* **TASK ITEM**: Would you output all the lines below precisely as they stand, leaving each picture out?

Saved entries
####################

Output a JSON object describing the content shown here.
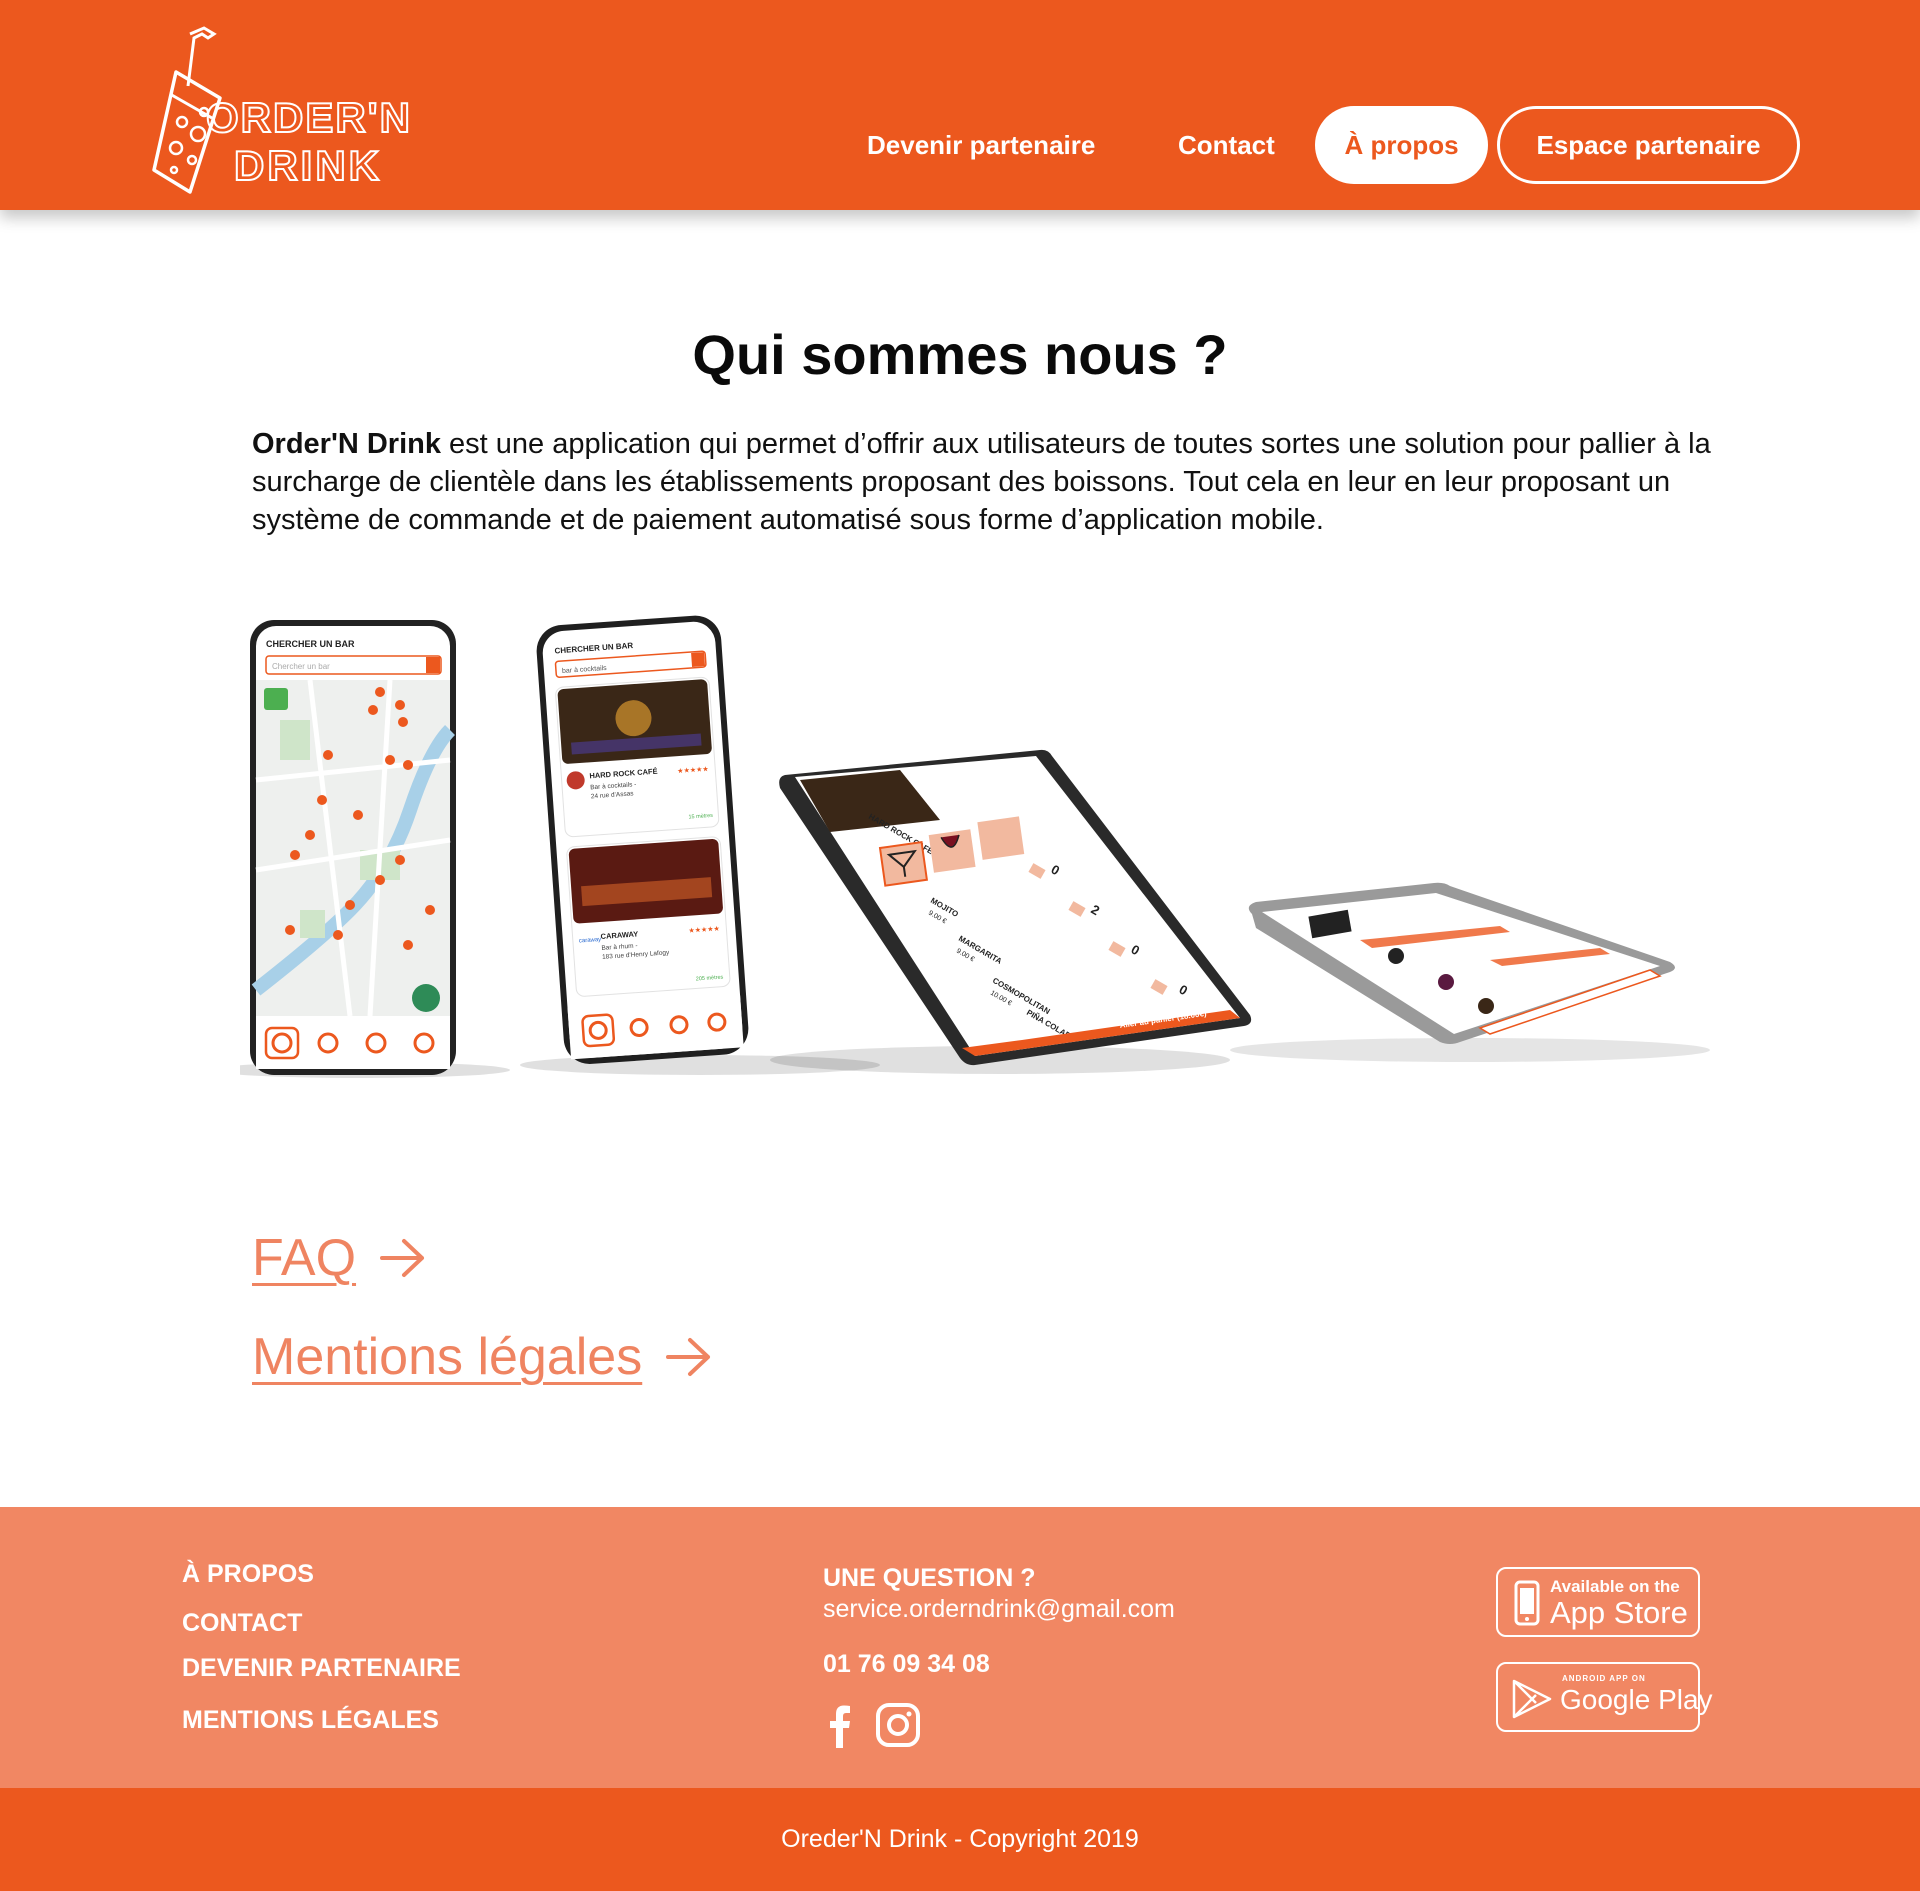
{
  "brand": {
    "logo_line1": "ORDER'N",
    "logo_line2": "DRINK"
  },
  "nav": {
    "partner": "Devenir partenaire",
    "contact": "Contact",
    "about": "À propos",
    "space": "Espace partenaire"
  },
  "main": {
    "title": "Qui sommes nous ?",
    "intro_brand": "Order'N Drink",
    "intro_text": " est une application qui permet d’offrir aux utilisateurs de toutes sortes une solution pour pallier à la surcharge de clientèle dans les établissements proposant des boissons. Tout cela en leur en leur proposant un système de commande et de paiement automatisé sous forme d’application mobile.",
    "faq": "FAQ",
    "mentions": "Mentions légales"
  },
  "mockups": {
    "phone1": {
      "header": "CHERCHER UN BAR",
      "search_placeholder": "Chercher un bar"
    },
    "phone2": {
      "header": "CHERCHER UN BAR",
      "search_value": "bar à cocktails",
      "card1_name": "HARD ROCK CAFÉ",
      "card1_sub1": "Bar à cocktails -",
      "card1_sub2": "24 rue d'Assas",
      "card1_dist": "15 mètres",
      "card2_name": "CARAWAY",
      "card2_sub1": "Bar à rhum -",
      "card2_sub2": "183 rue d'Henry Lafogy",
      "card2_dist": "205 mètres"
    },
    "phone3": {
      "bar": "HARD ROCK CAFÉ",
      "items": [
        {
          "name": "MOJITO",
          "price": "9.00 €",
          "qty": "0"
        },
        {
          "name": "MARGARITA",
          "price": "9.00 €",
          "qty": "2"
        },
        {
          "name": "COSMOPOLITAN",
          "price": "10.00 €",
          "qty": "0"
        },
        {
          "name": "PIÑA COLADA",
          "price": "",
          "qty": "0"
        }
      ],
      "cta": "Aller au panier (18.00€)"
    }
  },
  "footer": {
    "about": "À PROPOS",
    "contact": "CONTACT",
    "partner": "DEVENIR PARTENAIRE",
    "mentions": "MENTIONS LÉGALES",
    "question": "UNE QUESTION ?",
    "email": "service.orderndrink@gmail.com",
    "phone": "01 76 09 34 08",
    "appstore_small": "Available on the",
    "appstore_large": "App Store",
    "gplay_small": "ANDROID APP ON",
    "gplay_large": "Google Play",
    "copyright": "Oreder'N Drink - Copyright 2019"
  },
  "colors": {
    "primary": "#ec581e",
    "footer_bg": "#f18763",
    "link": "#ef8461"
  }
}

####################

* **REPLY TO THE EXERCISE**:
Output a JSON object describing the content shown here.
{
  "brand": {
    "logo_line1": "ORDER'N",
    "logo_line2": "DRINK"
  },
  "nav": {
    "partner": "Devenir partenaire",
    "contact": "Contact",
    "about": "À propos",
    "space": "Espace partenaire"
  },
  "main": {
    "title": "Qui sommes nous ?",
    "intro_brand": "Order'N Drink",
    "intro_text": " est une application qui permet d’offrir aux utilisateurs de toutes sortes une solution pour pallier à la surcharge de clientèle dans les établissements proposant des boissons. Tout cela en leur en leur proposant un système de commande et de paiement automatisé sous forme d’application mobile.",
    "faq": "FAQ",
    "mentions": "Mentions légales"
  },
  "mockups": {
    "phone1": {
      "header": "CHERCHER UN BAR",
      "search_placeholder": "Chercher un bar"
    },
    "phone2": {
      "header": "CHERCHER UN BAR",
      "search_value": "bar à cocktails",
      "card1_name": "HARD ROCK CAFÉ",
      "card1_sub1": "Bar à cocktails -",
      "card1_sub2": "24 rue d'Assas",
      "card1_dist": "15 mètres",
      "card2_name": "CARAWAY",
      "card2_sub1": "Bar à rhum -",
      "card2_sub2": "183 rue d'Henry Lafogy",
      "card2_dist": "205 mètres"
    },
    "phone3": {
      "bar": "HARD ROCK CAFÉ",
      "items": [
        {
          "name": "MOJITO",
          "price": "9.00 €",
          "qty": "0"
        },
        {
          "name": "MARGARITA",
          "price": "9.00 €",
          "qty": "2"
        },
        {
          "name": "COSMOPOLITAN",
          "price": "10.00 €",
          "qty": "0"
        },
        {
          "name": "PIÑA COLADA",
          "price": "",
          "qty": "0"
        }
      ],
      "cta": "Aller au panier (18.00€)"
    }
  },
  "footer": {
    "about": "À PROPOS",
    "contact": "CONTACT",
    "partner": "DEVENIR PARTENAIRE",
    "mentions": "MENTIONS LÉGALES",
    "question": "UNE QUESTION ?",
    "email": "service.orderndrink@gmail.com",
    "phone": "01 76 09 34 08",
    "appstore_small": "Available on the",
    "appstore_large": "App Store",
    "gplay_small": "ANDROID APP ON",
    "gplay_large": "Google Play",
    "copyright": "Oreder'N Drink - Copyright 2019"
  },
  "colors": {
    "primary": "#ec581e",
    "footer_bg": "#f18763",
    "link": "#ef8461"
  }
}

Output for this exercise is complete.